3

Clearly, he was just mocking the twins at this point. In essence, he's saying: "I'm not afraid of you. I know that you're not acting by yourself. Stop wasting my time and let me talk to your boss". Full quote: Klaue: Yeah. The enhanced. Strucker's prized pupils. Want a candy? ... Oh, sorry to hear about Strucker. But then, he knew what kind of ...


3

At the very beginning of season 5 (and even in the trailer of this 5 season), we learn that: However, those two angels have very different wings colors even though they share the same skin color. We also know from season 3 that: Given that, I believe it is safe to assume that each angel actually choose the color of their wings and have control over it (so ...


2

I don't think Buzz has forgotten who he thought he was (i.e. his toy backstory). Quite the opposite, he remembers it and it makes his real life look comparatively bleak (more so than for the other toys), which is weighing on him and significantly impacting his character as time goes on. Buzz's issue is that he is a toy with a highly promising backstory.

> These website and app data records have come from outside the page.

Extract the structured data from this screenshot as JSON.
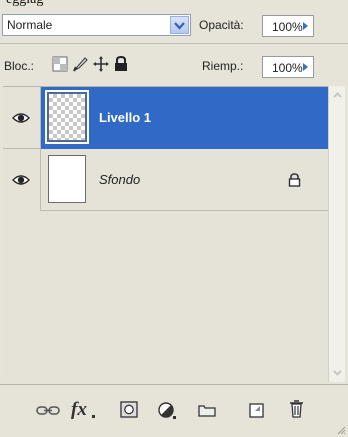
{
  "top_strip_text": "eggiag",
  "blend_mode": {
    "value": "Normale",
    "icon": "chevron-down-icon"
  },
  "opacity": {
    "label": "Opacità:",
    "value": "100%"
  },
  "lock": {
    "label": "Bloc.:",
    "icons": [
      "lock-transparent-icon",
      "lock-image-icon",
      "lock-position-icon",
      "lock-all-icon"
    ]
  },
  "fill": {
    "label": "Riemp.:",
    "value": "100%"
  },
  "layers": [
    {
      "name": "Livello 1",
      "selected": true,
      "visible": true,
      "thumbnail": "transparent"
    },
    {
      "name": "Sfondo",
      "selected": false,
      "visible": true,
      "thumbnail": "white",
      "locked": true
    }
  ],
  "bottom_toolbar": {
    "buttons": [
      "link-layers-icon",
      "layer-style-icon",
      "layer-mask-icon",
      "adjustment-layer-icon",
      "new-group-icon",
      "new-layer-icon",
      "delete-layer-icon"
    ],
    "fx_label": "fx"
  },
  "colors": {
    "selection": "#3169c6",
    "panel": "#e6e3d8"
  }
}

In ...


2

Yes, he definitely did. Besides that flashback you mentioned when his father touches his leg and then closes the door, there's a scene in Season 4 Episode 21 which leaves no doubt: T-Bag is going to rape Sara and she tells him that he's like that, that he was 'damaged' by all those childhood traumas and repeated sexual abuse. That's also why T-Bag thinks he ...


2

Jesse had two motivations by the end of Breaking Bad: He didn't want to bring Walt to justice as much as he wanted to just make him pay for poisoning Brock. Turning witness for the DEA was a means, not an end. He so sorely wanted to leave all this behind. Remember that were it not for the unfinished business with Walt, he was ready and willing to get a new ...


2

Subverting expectations I am unable to understand how he changes at the beginning to end in each of the stories. That is because Jack, contrary to common narrative tropes, does not change. Captain Jack Sparrow specifically defies the expectation that characters must grow between the start and conclusion of their story arc. Jack Sparrow is the narrative ...


1

There's no explaining love... It's quite clear that Kay loves Michael whether he's a criminal or even a murderer. Kay said, “I don’t care, I love you, I don’t care. If you loved me you wouldn’t be afraid to tell me the truth. You wouldn’t be afraid I might tell the police. That’s it, isn’t it? You’re really a gangster then, isn’t that so? But I really don’t ...


1

No particular reason The movie bears little resemblance with Doyle's source material. It also doesn't go into too much detail why Mycroft would be naked. My interpretation is that the scene is there for comedic relief and to show a bit about their personalities. Mycroft is a relaxed homosexual who doesn't care much for societal expectations, and Mary is a ...


1

TL:DR Jack Sparrow is an escapist/trickster character (in a world full of tricksters aka "Pirates") and has a yet-to-be-completed redemption arc. In modern literature, the trickster survives as a character archetype, not necessarily supernatural or divine, sometimes no more than a stock character. Often, the trickster is distinct in a story by his ...


1

Acquiring the power of Superman would make all other training irrelevant. Consider Judo, which uses gravity to facilitate falls. You can't trip someone who can fly, no matter how many belts you have. The best boxer in the world would be just as mowed down by a machine gun as a couch potato would be. Also, Brandon Routh's Superman took a bullet in the eye ...


Only top voted, non community-wiki answers of a minimum length are eligible